They had started speaking of “women and children”—that phrase that exempts the male from sanity when it has been repeated a few times. Each felt that all he loved best in the world was at stake, demanded revenge, and was filled with a not unpleasing glow, in which the chilly and half-known features of Miss Quested vanished, and were replaced by all that is sweetest and warmest in private life. “But it’s the women and children,” they repeated, and the Collector knew he ought to stop them intoxicating themselves, but he hadn’t the heart.
Oh, maybe a little treasure for the more rabid Incunks, the collectors and the academics who maintained their positions in large part by examining the literary equivalent of navel-lint in each other's abstruse journals; ambitious, overeducated goofs who had lost touch with what books and reading were actually about and could be content to go on spinning straw into footnoted fool's gold for decades on end.
The artist is a collector of things imaginary or real. He accumulates things with the same enthusiasm that a little boy stuffs his pockets. The scrap heap and the museum are embraced with equal curiosity. He takes snapshots, makes notes and records impressions on tablecloths or newspapers, on backs of envelopes or matchbooks.
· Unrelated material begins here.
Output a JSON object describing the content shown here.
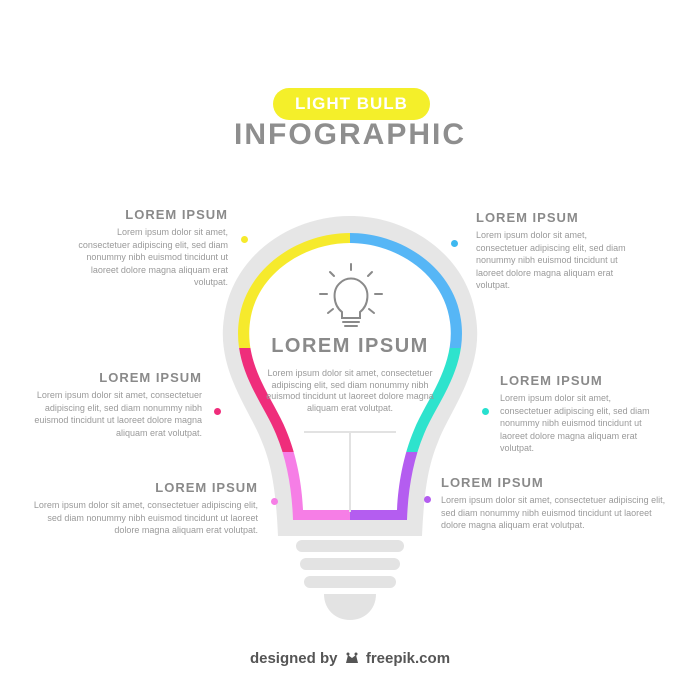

Why one thing and not another is part of the mystery, but he is omnivorous.
SEASONS PASSED, FALL AND WINTER and spring and summer. Leaves blew in through the open door of Lucius Clarke’s shop, and rain, and the green outrageous hopeful light of spring. People came and went, grandmothers and doll collectors and little girls with their mothers. Edward Tulane waited. The seasons turned into years. Edward Tulane waited. He repeated the old doll’s words over and over until they wore a smooth groove of hope in his brain: Someone will come; someone will come for you.
Some men," Flamel irresistibly added, "think of books merely as tools, others as tooling. I'm between the two; there are days when I use them as scenery, other days when I want them as society; so that, as you see, my library represents a makeshift compromise between looks and brains, and the collectors look down on me almost as much as the students.
He gave me the key, which I later discovered would open practically every door in the hotel. I thanked him, and I made a small mistake we irony collectors often make: I tried to share an irony with a stranger. It can’t be done. I told him I had been in the Arapahoe before—in Nineteen-hundred and Thirty-one. He was not interested.